Being prepared for your interview sounds logical and intuitive, but many people fail because they have not prepared properly. First of all, do not assume that the hiring manager has read your resume. Sometimes we feel that an interview is to go over questions that are not covered on your resume because we assume that the hiring manager has read your resume carefully. This is often, not the case. Many managers do not want to make decisions prematurely or they are simply too busy to focus on every resume. You have made it through the HR process and most likely a telephone screening. Now you have to sell yourself to the actual hiring manager.

Prework:

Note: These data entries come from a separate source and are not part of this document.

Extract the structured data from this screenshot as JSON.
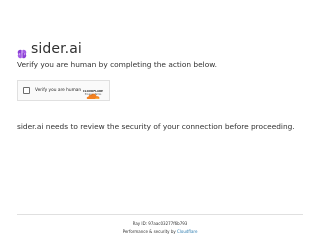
{
  "header": {
    "logo_icon": "sider-brain-icon",
    "logo_color": "#8b3fd6",
    "site_name": "sider.ai"
  },
  "verify_message": "Verify you are human by completing the action below.",
  "widget": {
    "checkbox_label": "Verify you are human",
    "brand_name": "CLOUDFLARE",
    "brand_color": "#f38020",
    "privacy_label": "Privacy",
    "terms_label": "Terms",
    "link_separator": "·"
  },
  "review_message": "sider.ai needs to review the security of your connection before proceeding.",
  "footer": {
    "ray_id": "Ray ID: 97aac03277f6b793",
    "performance_prefix": "Performance & security by ",
    "performance_link": "Cloudflare",
    "link_color": "#2c7cb0"
  }
}
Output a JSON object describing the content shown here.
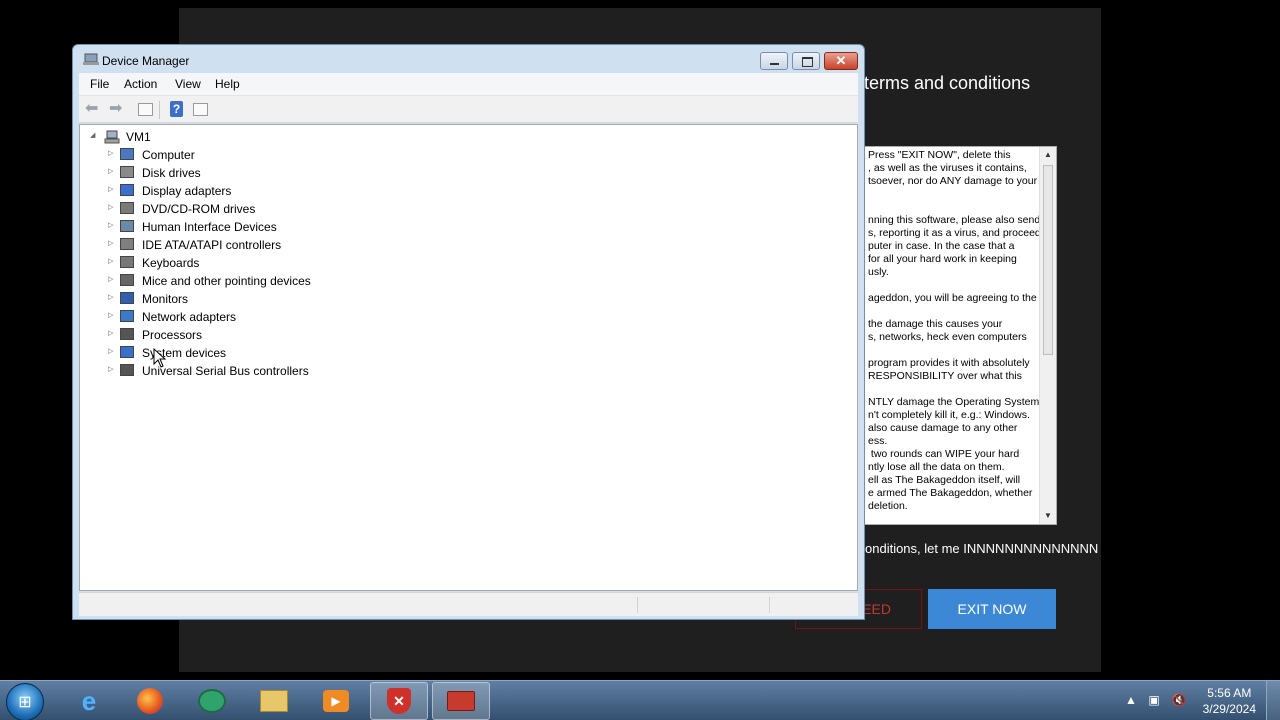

  1. Create two success stories for each of your accomplishments listed on the resume. Write them down and note the key words in BOLD at the top of each story—problem-solving, communication, innovation, negotiation, etc. This will help to bring stories to mind during the interview.
  2. Make sure you can speak to every accomplishment listed on your resume.
  3. Review the job description and make note of the key words—sales, motivation, relationships, planning, finances, etc.
  4. Highlight your resume with these key words.
  5. Make sure your success stories use these words.
  6. Read your resume out loud.
  7. Practice answering questions with a colleague, friend or spouse.
  8. Take constructive criticism if given.
  9. Don’t be shy.
  10. Prepare a list of questions for the interviewer; after all, you are trying to determine if you want to work for this company too.
  11. Make sure to research the company, note their mission statement and mention it in the interview at the appropriate place.
  12. Work with someone to make sure that you have all the tough questions answered easily and calmly—like being fired, why did you leave this job, what are your long-term goals (this is often used for older candidates), etc.

The Interview:

  1. Be early. Make sure you have made a test drive to the location and know where to park, where the entrance is, etc. This will help to keep you calm.
  2. Take a notebook or legal pad to jot down long questions.
  3. Take several fresh copies of your resume; one for each person interviewing you and for yourself. Make sure this resume is the one you sent in to this company.
  4. Be bold. Ask the hiring manager if he had time to read your resume. If not or the answer is vague, be prepared to review your most recent job accomplishment.
  5. Make sure to call out any major accomplishment that may be a few years back on your resume to be sure that it is noted.
  6. Make it easy for your interviewer. Call out any anomalies or gaps in the resume and speak to them upfront.

Resources:

  1. www.sueswingerellbogen.com has a list of tips and tools under Resume Writing. Aways contact me if you need help with job searches or referrals or interviewing. I am happy to work with you on any of these topics.
  2. Fee-based services that I have worked with: ExecuNet—www.execunet.com, RiteSite—www.ritesite.com
  3. Boards to post on: CareerBuilder, Ladders, Indeed, and Craig’s List.
  4. Check resumes every two to four weeks and make slight changes so that resume is refreshed. Example: June, 2014 to Jun, 2014. You can repeat this changing or adding the months, abbreviating the month, etc.
  5. Make sure your online applications are filled out correctly with no typos. Even if you resume is professionally done; it is your responsibility to double-check the work and make sure context is accurate and there are no typos.